Characteristics of individuals with integrated pensions.

TitleCharacteristics of individuals with integrated pensions.
Publication TypeJournal Article
Year of Publication1999
AuthorsBender, KA
JournalSoc Secur Bull
Volume62
Issue3
Pagination28-40
Date Published1999
ISSN Number0037-7910
Call Numbernewpubs20090302_BenderQJEF.pdf
KeywordsBias, Data collection, Educational Status, Ethnic Groups, Female, Humans, Income, Labor Unions, Male, Middle Aged, Occupations, Pensions, Regression Analysis, Reproducibility of Results, Retirement, Sex Factors, Social Security, Socioeconomic factors, United States
Abstract

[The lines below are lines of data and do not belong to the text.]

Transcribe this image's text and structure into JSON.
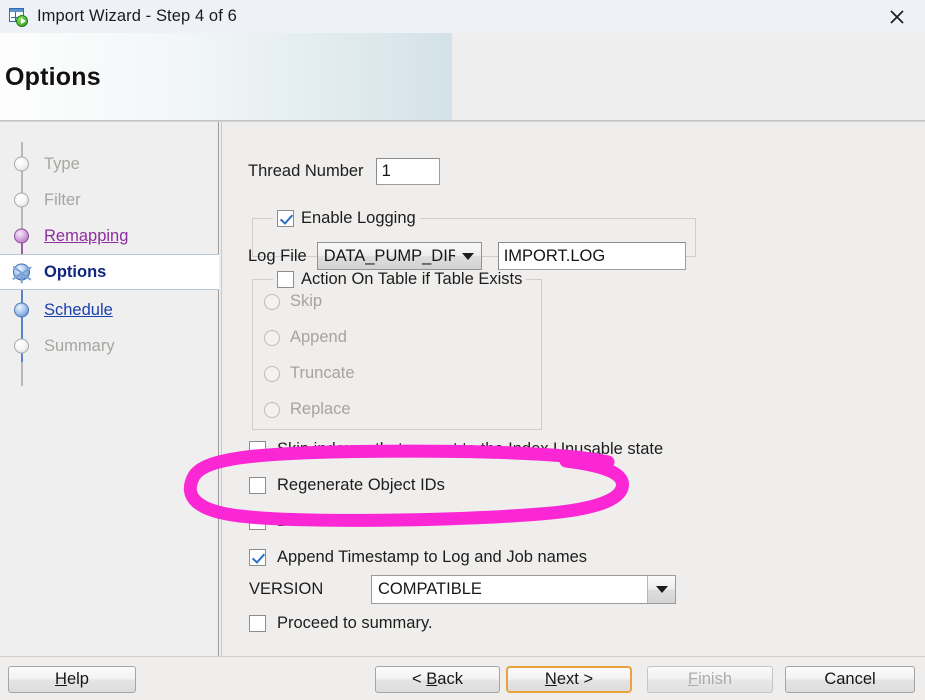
{
  "window": {
    "title": "Import Wizard - Step 4 of 6",
    "icon": "import-table-play-icon",
    "close_label": "✕"
  },
  "header": {
    "title": "Options"
  },
  "sidebar": {
    "items": [
      {
        "label": "Type",
        "state": "done-dim",
        "icon": "step-node-gray-icon"
      },
      {
        "label": "Filter",
        "state": "done-dim",
        "icon": "step-node-gray-icon"
      },
      {
        "label": "Remapping",
        "state": "visited",
        "icon": "step-node-purple-icon"
      },
      {
        "label": "Options",
        "state": "current",
        "icon": "step-node-current-icon"
      },
      {
        "label": "Schedule",
        "state": "link",
        "icon": "step-node-blue-icon"
      },
      {
        "label": "Summary",
        "state": "done-dim",
        "icon": "step-node-gray-icon"
      }
    ]
  },
  "form": {
    "thread_number": {
      "label": "Thread Number",
      "value": "1"
    },
    "logging": {
      "group_label": "Enable Logging",
      "checked": true,
      "log_file_label": "Log File",
      "directory": "DATA_PUMP_DIR",
      "file_name": "IMPORT.LOG"
    },
    "table_action": {
      "group_label": "Action On Table if Table Exists",
      "checked": false,
      "options": [
        "Skip",
        "Append",
        "Truncate",
        "Replace"
      ],
      "selected": ""
    },
    "checkboxes": [
      {
        "label": "Skip indexes that are set to the Index Unusable state",
        "checked": false
      },
      {
        "label": "Regenerate Object IDs",
        "checked": false
      },
      {
        "label": "Delete Master table",
        "checked": false
      },
      {
        "label": "Append Timestamp to Log and Job names",
        "checked": true
      }
    ],
    "version": {
      "label": "VERSION",
      "value": "COMPATIBLE"
    },
    "proceed": {
      "label": "Proceed to summary.",
      "checked": false
    }
  },
  "buttons": {
    "help": "Help",
    "back": "< Back",
    "next": "Next >",
    "finish": "Finish",
    "cancel": "Cancel"
  },
  "annotation": {
    "shape": "ellipse-highlight",
    "color": "#fb27d4",
    "targets": "Regenerate Object IDs"
  }
}
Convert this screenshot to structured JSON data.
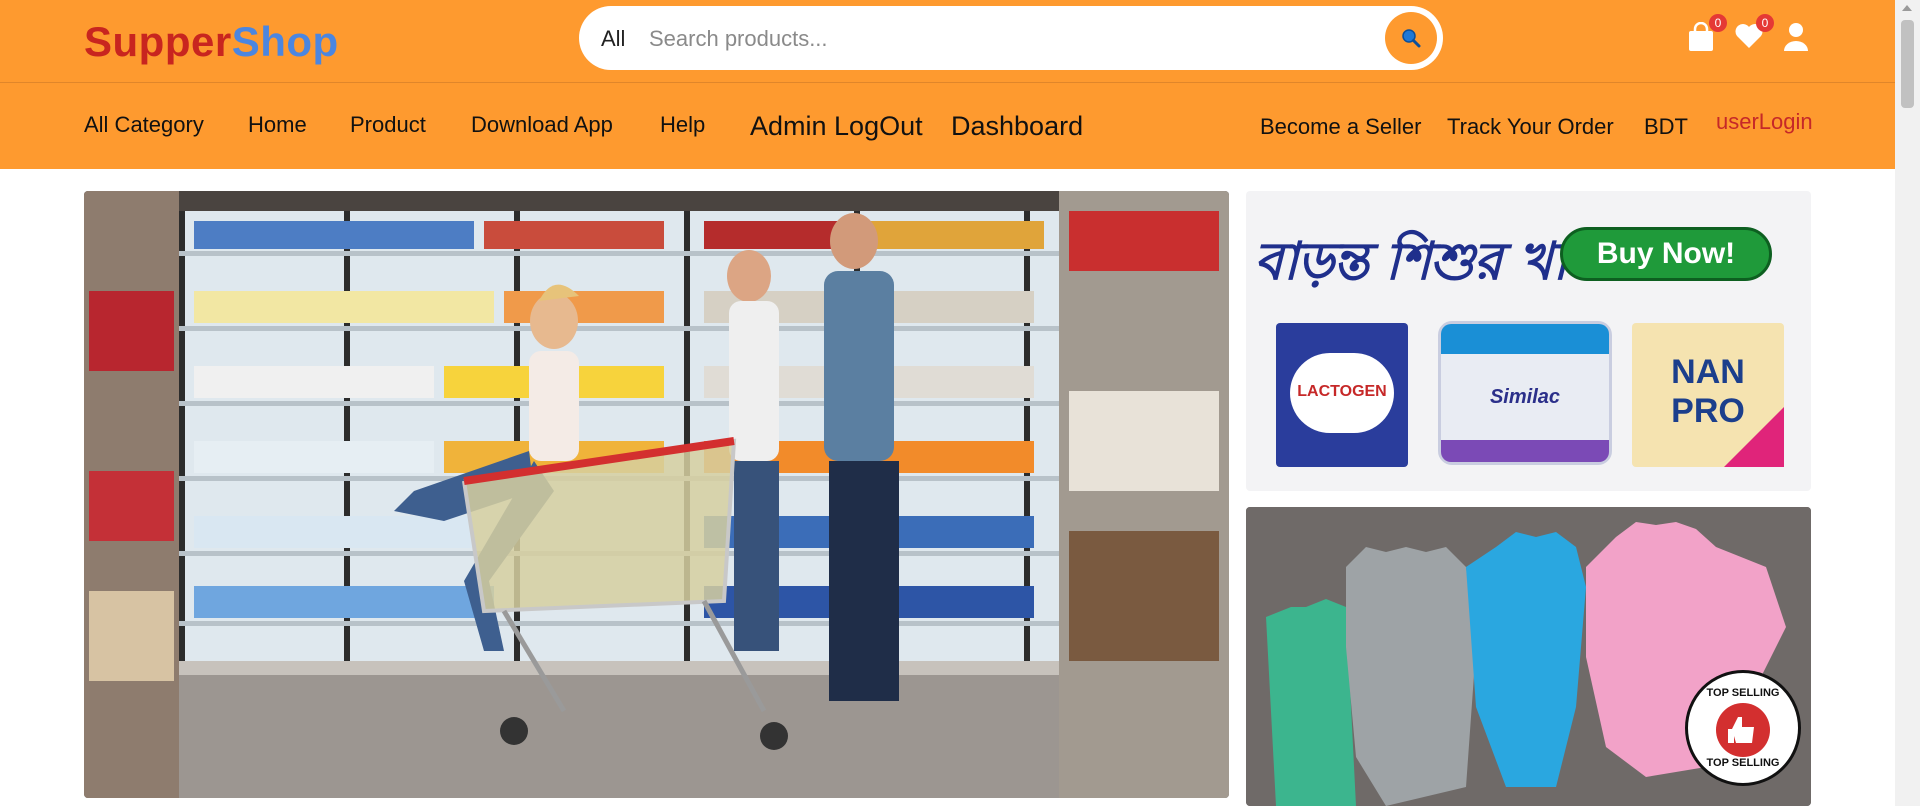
{
  "header": {
    "logo_part1": "Supper",
    "logo_part2": "Shop",
    "search": {
      "category": "All",
      "placeholder": "Search products..."
    },
    "cart_count": "0",
    "wishlist_count": "0"
  },
  "nav": {
    "all_category": "All Category",
    "home": "Home",
    "product": "Product",
    "download_app": "Download App",
    "help": "Help",
    "admin_logout": "Admin LogOut",
    "dashboard": "Dashboard",
    "become_seller": "Become a Seller",
    "track_order": "Track Your Order",
    "currency": "BDT",
    "user_login": "userLogin"
  },
  "banner1": {
    "headline": "বাড়ন্ত শিশুর খাদ্য",
    "cta": "Buy Now!",
    "products": [
      "LACTOGEN",
      "Similac",
      "NAN PRO"
    ]
  },
  "banner2": {
    "stamp_top": "TOP SELLING",
    "stamp_bottom": "TOP SELLING"
  },
  "colors": {
    "header_bg": "#fe9a2f",
    "logo_red": "#c8251f",
    "logo_blue": "#4b86e0",
    "login_red": "#c62828"
  }
}
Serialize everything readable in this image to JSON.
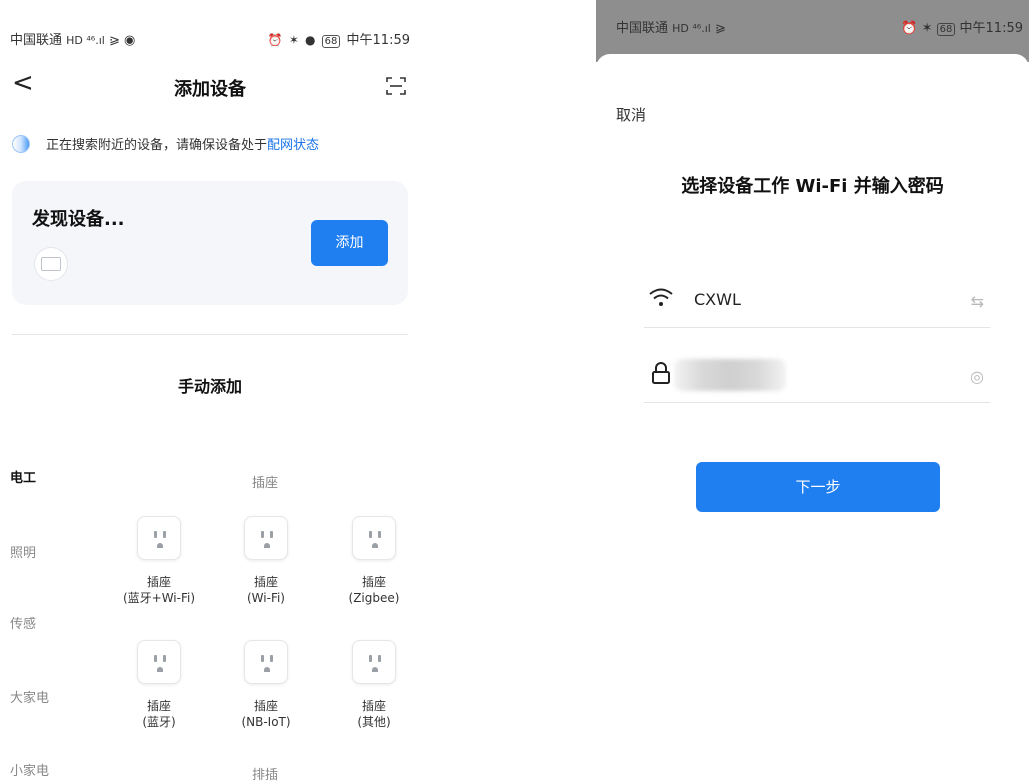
{
  "left": {
    "status_bar": {
      "carrier": "中国联通",
      "net": "HD ⁴⁶.ıl",
      "time": "中午11:59",
      "battery": "68"
    },
    "nav": {
      "back": "<",
      "title": "添加设备"
    },
    "tip": {
      "text": "正在搜索附近的设备，请确保设备处于",
      "link": "配网状态"
    },
    "found": {
      "title": "发现设备...",
      "add_button": "添加"
    },
    "manual_title": "手动添加",
    "categories": [
      "电工",
      "照明",
      "传感",
      "大家电",
      "小家电"
    ],
    "section_sockets": "插座",
    "section_strips": "排插",
    "devices": [
      {
        "line1": "插座",
        "line2": "(蓝牙+Wi-Fi)"
      },
      {
        "line1": "插座",
        "line2": "(Wi-Fi)"
      },
      {
        "line1": "插座",
        "line2": "(Zigbee)"
      },
      {
        "line1": "插座",
        "line2": "(蓝牙)"
      },
      {
        "line1": "插座",
        "line2": "(NB-IoT)"
      },
      {
        "line1": "插座",
        "line2": "(其他)"
      }
    ]
  },
  "right": {
    "status_bar": {
      "carrier": "中国联通",
      "net": "HD ⁴⁶.ıl",
      "time": "中午11:59",
      "battery": "68"
    },
    "cancel": "取消",
    "title": "选择设备工作 Wi-Fi 并输入密码",
    "wifi_name": "CXWL",
    "next_button": "下一步"
  },
  "colors": {
    "accent": "#1f7ef0",
    "link": "#1a73e8"
  }
}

<p>Employer pensions that integrate benefits with Social Security have been the focus of relatively little research. Since changes in Social Security benefit levels and other program characteristics can affect the benefit levels and other features of integrated pension plans, it is important to know who is covered by these plans. This article examines the characteristics of workers covered by integrated pension plans, compared to those with nonintegrated plans and those with no pension coverage. Integrated pension plans are those that explicitly adjust their benefit structure to help compensate for the employer's contributions to the Social Security program. There are two basic integration methods used by defined benefit (DB) plans. The offset method causes a reduction in employer pension benefits by up to half of the Social Security retirement benefit; the excess rate method is characterized by an accrual rate that is lower for earnings below the Social Security taxable maximum than above it. Defined contribution (DC) pension plans can be integrated along the lines of the excess rate method. To date, research on integrated pensions has focused on plan characteristics, as reported to the Bureau of Labor Statistics (BLS) through its Employee Benefits Survey (EBS). This research has examined the prevalence of integration among full-time, private sector workers by industry, firm size, and broad occupational categories. However, because the EBS provides virtually no data on worker characteristics, analyses of the effects of pension integration on retirement benefits have used hypothetical workers, varying according to assumed levels of earnings and job tenure. This kind of analysis is not particularly helpful in examining the potential effects of changes in the Social Security program on workers' pension benefits. However, data on pension integration at the individual level are available, most recently from the Health and Retirement Study (HRS), a nationally representative survey of individuals aged 51-61 in 1992. This dataset provides the basis for the analysis presented here. The following are some of the major findings from this analysis. The incidence of pension integration in the HRS sample is 32 percent of all workers with a pension (14 percent of all workers). The HRS can also identify integrated DC plans, a statistic that is not available from BLS data. The rate of integration for workers with only DC plans is 8 percent. After controlling for other variables, several socio-demographic characteristics are significantly related to the incidence of integration. The probability of having an integrated pension is 4.6 percentage points less for men compared to women. Non-Hispanic blacks are 6.4 percentage points less likely than non-Hispanic whites to have integrated pensions. Union members are 14 percentage points less likely to have integrated pensions, while workers with less than a graduate level education are at least 15 percentage points more likely to have a pension that is integrated. Some earnings and pension characteristics are also significantly correlated with pension integration. Earnings are positively related, with the probability of having an integrated pension increasing by 2 percentage points for an increase of $1,000 in annual pay. An even larger effect comes from earning at or above the Social Security taxable maximum. Workers at or above this income level are 10 percentage points more likely to have an integrated plan, but for those with more than one plan the probability of pension integration goes up by 13 percentage points.</p>

User Guide Notes

http://www.ncbi.nlm.nih.gov/pubmed/10732369?dopt=Abstract

Endnote Keywords

Pensions/Pension Plans

Endnote ID

19810

Alternate JournalSoc Secur Bull
Citation Key7308
PubMed ID10732369